#### What is needed
From the records that follow, copy every line that contains the word "icon".

(Data about app and page elements)
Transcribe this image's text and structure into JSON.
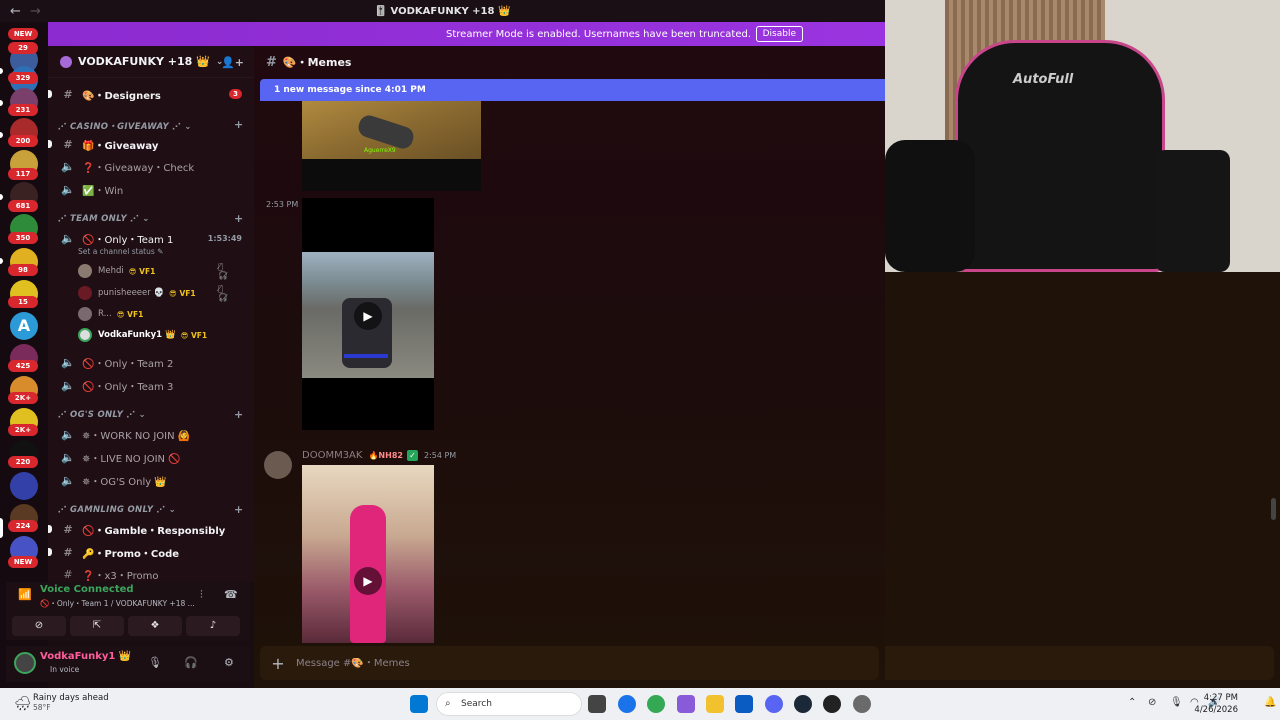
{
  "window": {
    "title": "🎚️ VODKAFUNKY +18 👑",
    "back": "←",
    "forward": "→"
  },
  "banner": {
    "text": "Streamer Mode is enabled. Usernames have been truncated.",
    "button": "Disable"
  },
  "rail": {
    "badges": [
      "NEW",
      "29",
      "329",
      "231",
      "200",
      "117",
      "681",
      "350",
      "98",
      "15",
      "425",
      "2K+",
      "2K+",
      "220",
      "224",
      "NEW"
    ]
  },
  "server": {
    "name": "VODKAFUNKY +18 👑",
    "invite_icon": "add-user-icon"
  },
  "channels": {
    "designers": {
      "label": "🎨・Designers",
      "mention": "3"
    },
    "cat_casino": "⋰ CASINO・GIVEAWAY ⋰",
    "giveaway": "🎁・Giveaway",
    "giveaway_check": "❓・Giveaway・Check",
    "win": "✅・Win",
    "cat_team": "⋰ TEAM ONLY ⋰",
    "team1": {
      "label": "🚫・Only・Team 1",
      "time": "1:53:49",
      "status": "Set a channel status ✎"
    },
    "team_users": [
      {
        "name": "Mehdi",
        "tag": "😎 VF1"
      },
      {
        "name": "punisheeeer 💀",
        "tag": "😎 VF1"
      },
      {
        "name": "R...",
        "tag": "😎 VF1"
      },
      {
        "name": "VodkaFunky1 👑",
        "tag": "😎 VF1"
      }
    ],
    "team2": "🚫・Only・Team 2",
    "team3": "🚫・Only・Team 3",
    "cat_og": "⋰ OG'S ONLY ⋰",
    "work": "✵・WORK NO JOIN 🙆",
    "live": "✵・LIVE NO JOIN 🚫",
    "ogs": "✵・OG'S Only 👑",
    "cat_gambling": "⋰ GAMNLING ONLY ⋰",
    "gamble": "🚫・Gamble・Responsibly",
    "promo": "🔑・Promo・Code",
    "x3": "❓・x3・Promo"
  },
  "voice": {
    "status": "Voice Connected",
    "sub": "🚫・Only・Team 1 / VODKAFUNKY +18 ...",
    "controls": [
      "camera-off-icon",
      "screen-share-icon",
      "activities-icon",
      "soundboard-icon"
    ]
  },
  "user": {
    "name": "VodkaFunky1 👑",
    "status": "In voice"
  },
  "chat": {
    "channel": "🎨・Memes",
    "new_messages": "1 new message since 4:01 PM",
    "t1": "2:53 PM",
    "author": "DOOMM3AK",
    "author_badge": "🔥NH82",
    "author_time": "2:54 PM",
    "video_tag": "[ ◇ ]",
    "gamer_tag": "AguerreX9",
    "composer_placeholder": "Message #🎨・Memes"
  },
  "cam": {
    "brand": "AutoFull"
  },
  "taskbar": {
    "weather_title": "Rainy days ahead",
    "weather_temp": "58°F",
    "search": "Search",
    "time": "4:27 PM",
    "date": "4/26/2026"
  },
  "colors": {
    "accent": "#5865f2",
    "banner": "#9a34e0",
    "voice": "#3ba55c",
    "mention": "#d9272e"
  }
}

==

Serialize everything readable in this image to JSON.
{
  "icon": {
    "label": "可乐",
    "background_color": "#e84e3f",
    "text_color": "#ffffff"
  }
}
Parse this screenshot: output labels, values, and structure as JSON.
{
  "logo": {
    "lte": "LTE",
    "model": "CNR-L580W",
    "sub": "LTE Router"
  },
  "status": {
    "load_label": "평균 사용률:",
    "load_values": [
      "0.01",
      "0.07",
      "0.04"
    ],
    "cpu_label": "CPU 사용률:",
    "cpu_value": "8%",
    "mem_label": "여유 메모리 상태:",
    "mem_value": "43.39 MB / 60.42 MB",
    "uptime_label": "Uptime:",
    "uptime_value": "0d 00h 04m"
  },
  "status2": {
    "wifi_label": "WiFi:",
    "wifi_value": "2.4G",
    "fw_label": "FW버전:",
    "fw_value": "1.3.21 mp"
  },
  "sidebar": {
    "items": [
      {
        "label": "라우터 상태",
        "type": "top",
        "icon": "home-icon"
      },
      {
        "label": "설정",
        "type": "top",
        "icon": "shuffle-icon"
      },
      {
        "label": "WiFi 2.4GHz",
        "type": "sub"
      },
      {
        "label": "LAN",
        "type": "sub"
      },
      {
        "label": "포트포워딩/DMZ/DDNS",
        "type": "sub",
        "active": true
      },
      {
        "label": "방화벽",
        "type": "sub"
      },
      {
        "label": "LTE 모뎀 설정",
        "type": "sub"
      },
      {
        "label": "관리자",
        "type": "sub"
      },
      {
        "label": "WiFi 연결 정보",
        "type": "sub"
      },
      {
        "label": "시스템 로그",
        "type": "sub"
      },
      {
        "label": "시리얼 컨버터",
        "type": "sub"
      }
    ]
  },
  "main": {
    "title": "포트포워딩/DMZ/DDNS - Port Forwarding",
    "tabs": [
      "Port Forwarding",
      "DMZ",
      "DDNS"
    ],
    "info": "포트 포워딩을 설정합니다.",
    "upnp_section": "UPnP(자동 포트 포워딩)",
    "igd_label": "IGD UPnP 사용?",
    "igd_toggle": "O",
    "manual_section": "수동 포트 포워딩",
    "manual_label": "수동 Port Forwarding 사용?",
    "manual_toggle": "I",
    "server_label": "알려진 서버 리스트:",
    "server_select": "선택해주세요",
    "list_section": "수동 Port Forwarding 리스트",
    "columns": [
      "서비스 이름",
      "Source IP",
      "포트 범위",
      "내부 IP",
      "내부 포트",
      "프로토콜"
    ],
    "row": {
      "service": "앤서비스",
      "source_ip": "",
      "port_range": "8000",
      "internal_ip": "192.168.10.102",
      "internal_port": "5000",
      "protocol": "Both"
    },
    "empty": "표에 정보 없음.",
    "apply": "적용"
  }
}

#### Task output
    "invite_icon": "add-user-icon"
      "camera-off-icon",
      "screen-share-icon",
      "activities-icon",
      "soundboard-icon"
  "icon": {
        "icon": "home-icon"
        "icon": "shuffle-icon"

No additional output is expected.